Maybe you did not or were not able to plan ahead for the current situation with your parent — his or her condition may have worsened suddenly or come about unexpectedly. Nevertheless, it’s never too late to start planning ahead. Now that your parent needs your caregiving assistance, take all the steps necessary to set yourself up for a calm and smooth process.

“Some feelings of fear, resentment, even anger are normal — but if your emotions are preventing you from getting things done, then get professional help.”

Especially if you consider yourself "organizationally challenged," the following tips will help you help your parent, but they also will help you tremendously as you move forward with your own busy life.
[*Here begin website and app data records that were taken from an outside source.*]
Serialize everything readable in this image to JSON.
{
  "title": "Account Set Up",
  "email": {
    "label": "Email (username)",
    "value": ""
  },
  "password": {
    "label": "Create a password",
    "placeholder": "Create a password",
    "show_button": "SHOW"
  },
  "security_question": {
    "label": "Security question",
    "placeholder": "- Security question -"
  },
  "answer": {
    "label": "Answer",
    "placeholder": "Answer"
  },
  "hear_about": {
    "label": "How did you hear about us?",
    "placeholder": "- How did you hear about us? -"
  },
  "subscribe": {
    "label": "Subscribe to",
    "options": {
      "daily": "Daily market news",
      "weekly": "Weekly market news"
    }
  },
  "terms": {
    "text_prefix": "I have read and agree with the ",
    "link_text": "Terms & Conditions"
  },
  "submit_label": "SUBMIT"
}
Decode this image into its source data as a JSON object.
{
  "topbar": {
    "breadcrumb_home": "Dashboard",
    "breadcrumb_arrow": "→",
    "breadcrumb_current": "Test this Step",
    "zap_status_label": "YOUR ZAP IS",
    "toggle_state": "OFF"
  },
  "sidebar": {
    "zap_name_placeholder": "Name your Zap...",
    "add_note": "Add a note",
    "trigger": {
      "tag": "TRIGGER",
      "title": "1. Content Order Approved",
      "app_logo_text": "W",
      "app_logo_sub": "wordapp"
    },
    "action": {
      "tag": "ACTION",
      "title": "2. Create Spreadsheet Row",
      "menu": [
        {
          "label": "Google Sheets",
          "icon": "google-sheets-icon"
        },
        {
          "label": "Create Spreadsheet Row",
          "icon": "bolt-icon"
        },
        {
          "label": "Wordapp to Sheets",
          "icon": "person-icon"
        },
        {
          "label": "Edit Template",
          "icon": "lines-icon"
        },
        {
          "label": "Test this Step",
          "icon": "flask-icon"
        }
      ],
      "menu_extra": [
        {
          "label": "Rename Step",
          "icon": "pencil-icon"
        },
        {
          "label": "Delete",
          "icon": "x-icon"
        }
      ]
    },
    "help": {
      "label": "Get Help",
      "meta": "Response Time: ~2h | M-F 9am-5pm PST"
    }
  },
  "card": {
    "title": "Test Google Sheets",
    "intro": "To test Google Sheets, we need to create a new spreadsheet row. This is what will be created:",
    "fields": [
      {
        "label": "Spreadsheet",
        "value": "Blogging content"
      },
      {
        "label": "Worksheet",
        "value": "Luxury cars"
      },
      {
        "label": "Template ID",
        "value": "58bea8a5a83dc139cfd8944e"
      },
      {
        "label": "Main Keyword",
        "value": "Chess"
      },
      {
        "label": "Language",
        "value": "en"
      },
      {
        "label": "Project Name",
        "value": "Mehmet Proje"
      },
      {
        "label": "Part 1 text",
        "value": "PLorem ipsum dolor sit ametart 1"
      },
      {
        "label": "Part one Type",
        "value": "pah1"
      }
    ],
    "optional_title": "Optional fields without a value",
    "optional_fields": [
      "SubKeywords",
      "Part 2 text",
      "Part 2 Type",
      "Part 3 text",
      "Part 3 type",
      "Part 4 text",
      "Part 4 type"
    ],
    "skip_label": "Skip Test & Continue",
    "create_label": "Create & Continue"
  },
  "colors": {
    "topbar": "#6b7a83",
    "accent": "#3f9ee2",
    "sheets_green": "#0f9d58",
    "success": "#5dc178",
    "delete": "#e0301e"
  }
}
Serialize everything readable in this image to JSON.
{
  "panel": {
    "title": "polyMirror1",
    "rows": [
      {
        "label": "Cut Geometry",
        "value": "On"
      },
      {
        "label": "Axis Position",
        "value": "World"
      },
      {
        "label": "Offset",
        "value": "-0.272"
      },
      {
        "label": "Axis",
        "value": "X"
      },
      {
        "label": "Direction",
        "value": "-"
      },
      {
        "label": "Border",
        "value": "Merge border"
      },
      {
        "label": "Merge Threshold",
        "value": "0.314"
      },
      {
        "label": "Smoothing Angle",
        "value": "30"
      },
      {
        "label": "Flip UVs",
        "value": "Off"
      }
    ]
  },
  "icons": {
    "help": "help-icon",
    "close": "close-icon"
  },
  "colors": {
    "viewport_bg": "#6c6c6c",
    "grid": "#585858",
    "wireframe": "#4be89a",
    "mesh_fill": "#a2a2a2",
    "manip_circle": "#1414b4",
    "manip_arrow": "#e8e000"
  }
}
  1. Prioritize. If you have recently become a caregiver, then the first step is to make sure the most pressing issues are in order. Typically those items are: (1) the living/housing situation; (2) locating important documents; and (3) assessing current financial status and anticipated future financial needs.
  2. Get your emotions under control. This can be one of the most challenging aspects of caregiving and can paralyze your ability to get organized and function effectively. Some feelings of fear, resentment, even anger are normal — but if your emotions are preventing you from getting things done, then get professional help. Find a support group or therapist and start talking for as long as you need. There may be some feelings and emotions that have been buried for a long time and are now rising to the surface.
  3. Take notes. Get a pocket notebook and pen and carry it with you everywhere. Ideas and questions may come up while you’re standing in line at the grocery store, or a friend may offer a great suggestion while you’re watching your daughter’s soccer game. Write everything down because times of heightened stress can cause anyone to become forgetful.
  4. Get help as needed. There are numerous experts and resources available to help you with issues from financial and legal to home care and medical concerns. The Internet can be a fountain of information as long as you know where to look. Locally, tap into the town senior services agency, geriatric social workers, physicians, therapists and the hospital. Regionally and nationally, there are associations that address everything from aging and eldercare to specific diseases and Medicare. Keep contact information handy and access those resources as you need them.
  5. Simplify. Now is the time to cut out the fluff and focus on the basics. You might want to put off the kitchen remodel or the addition of a new household pet. But do not cut out any activities that are part of the normal routine for yourself and your children, such as after-school classes, sports and the health club. Also, be particularly mindful of special days in your children’s and parents’ lives, such as school events, holidays and birthday celebrations.
  6. Communicate effectively. Take the time to speak frankly with all the important people in your life and your parent’s life. Start with the immediate family and have a heart-to-heart discussion with those people who can help you with caregiving responsibilities as needed. Even if you are the caregiver living with or closest to your aging parent, other family members can help with ancillary activities and can plan to visit to alleviate your day-to-day caregiving responsibilities. Tools available on the Internet can help keep all vital people in the know regarding the calendar, doctor visits, medication, contact information and location of important documents.
  7. Expect to get caught off guard. No matter how organized you are, glitches are going to creep in. Know they are coming and that often things don’t go exactly as planned. If you have your support system in place and you’ve taken care of organizing your most important priorities, then you should be able to hit an occasional bump in the road without destroying your internal transmission.

Fast Facts
  • Family caregivers who provide care 36 or more hours weekly are more likely than non-caregivers to experience symptoms of depression or anxiety. For spouses the rate is six times higher; for those caring for a parent the rate is twice as high. (Source: American Journal of Public Health)
  • 17% of family caregivers are providing 40 hours of care a week or more. (Source: National Alliance for Caregiving and AARP)